If only there were scads of Sikh kids injuring themselves and/or others with the thin piece of cotton and string attached to their heads. If only one player had injured himself by, say, having his balance thrown off or his depth perception skewed by his religious (and not perspiration-related) headgear. If only turbans bit opposing players, or scored goals on their own net, or deflated soccer balls on contact.
Were this the case, you’d be reading a different column. You’d hear how we need to eliminate the turban scourge from the game, so bless the Fédération de soccer du Québec for taking the initiative. Better to nip it in the bud before a turban tears a chunk out of an opposing player’s thigh.
Instead, you are going to read how the FSQ decision to ban turbans is the height of cowardice. It’s okay to take issue with religious emblems in sport, and it is a worthy and brave organization that says anything of the sort has no place on the pitch. But in banning the turban for vague, completely unsubstantiated reasons of “safety,” the FSQ attempted to tread into fraught religious waters without getting wet.
For the record, turbans aren’t dangerous. A kirpan? Yes, which is why FIFA bans such things. (“A player must not use equipment or wear anything that is dangerous to himself or another player.”) Players can wear turbans for the same reason they can drink green Gatorade or flaunt their tattoos: doing so isn’t against the rules.
Let’s call the FSQ ban what it is: a continuation of the ongoing and seemingly endless debate over religion’s place in Quebec society. It is a worthwhile debate to be had, and the FSQ would have gone a long way by simply saying soccer players in Quebec will play the game with their heads uncovered. Why? Because team sports should emphasize universality, not draw attention to individual members. Because religion has no place in sport. Because it’s a slippery slope from turbans to genital mutilation. (You laugh, but many of the arguments against the accommodation of religious minorities are of the “where will it stop?” variety, in which head coverings are seen as gateways to more extreme religious practices.)

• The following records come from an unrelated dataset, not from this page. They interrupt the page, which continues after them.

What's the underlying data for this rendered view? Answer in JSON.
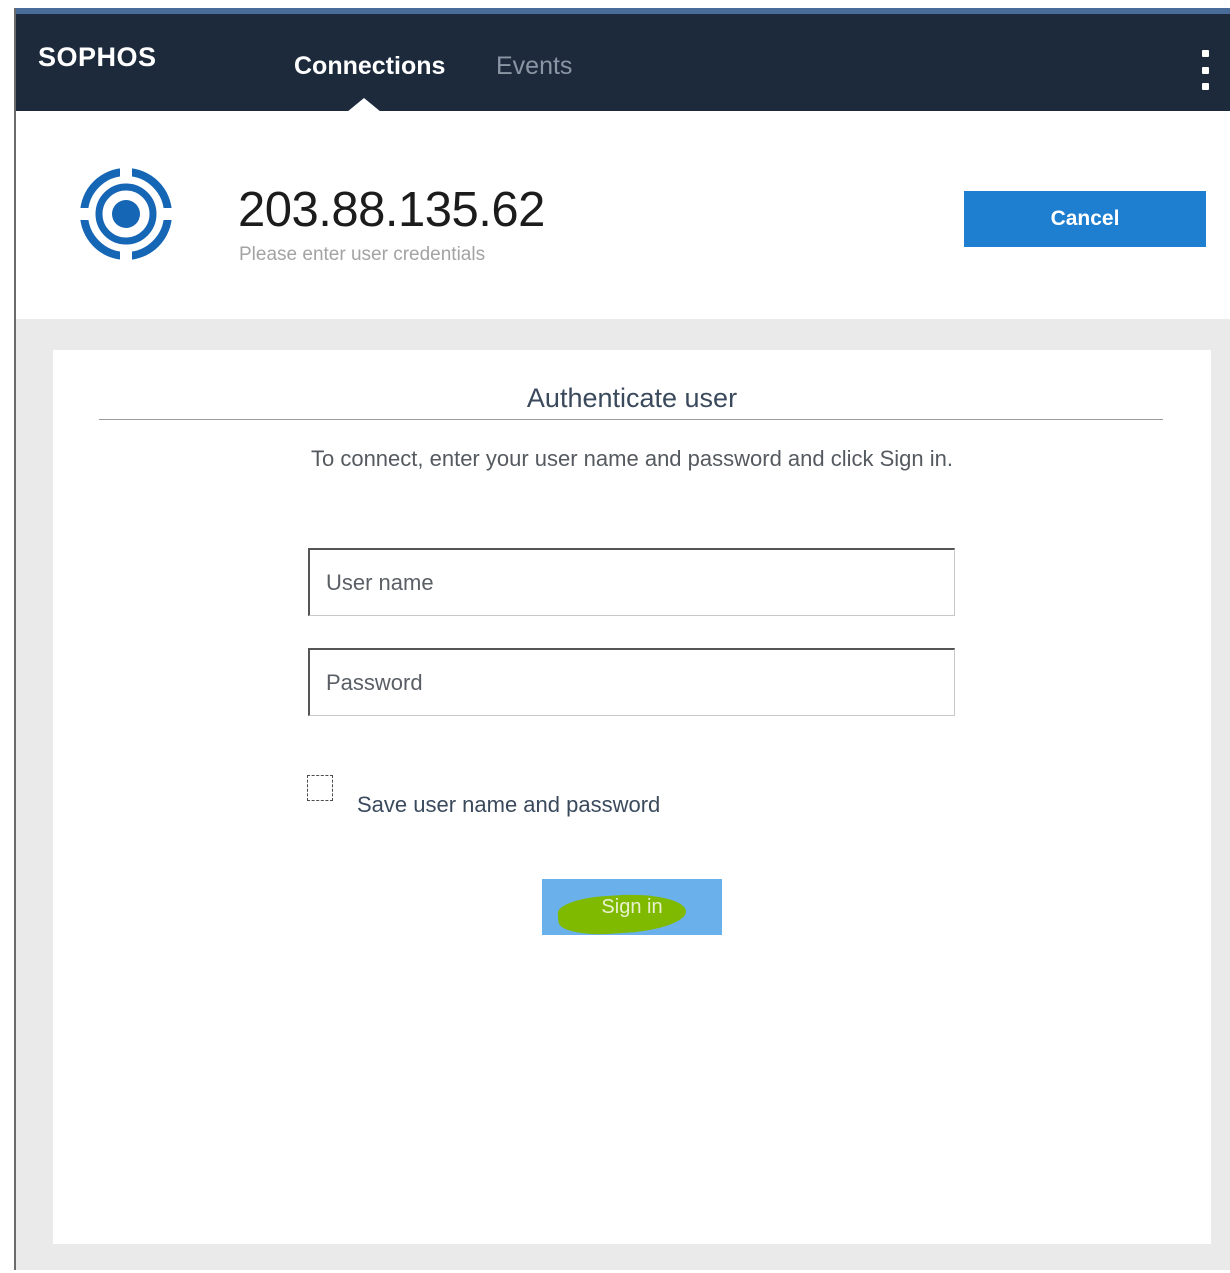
{
  "app": {
    "brand": "SOPHOS"
  },
  "nav": {
    "tabs": [
      {
        "label": "Connections",
        "active": true
      },
      {
        "label": "Events",
        "active": false
      }
    ],
    "menu_icon": "kebab-menu-icon"
  },
  "connection": {
    "address": "203.88.135.62",
    "subtitle": "Please enter user credentials",
    "cancel_label": "Cancel",
    "icon": "target-icon"
  },
  "auth": {
    "title": "Authenticate user",
    "instructions": "To connect, enter your user name and password and click Sign in.",
    "username_placeholder": "User name",
    "password_placeholder": "Password",
    "save_label": "Save user name and password",
    "save_checked": false,
    "signin_label": "Sign in"
  },
  "colors": {
    "navbar": "#1c2a3b",
    "accent": "#1e7fd0",
    "signin_button": "#6ab0ea",
    "highlight_scribble": "#7fba00",
    "background": "#eaeaea"
  }
}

Instead, FSQ administrators throw out weasel words like “safety” to mask the intent of the ban. They might have said: “Want to play soccer in Quebec? Uncover your head — not because that wee piece of fabric is a danger, but because those are the rules. Don’t like them? Try cricket, or move to Ontario.” In life, as in soccer, FSQ administrators would have had way more credibility if they had just told the truth. They didn’t.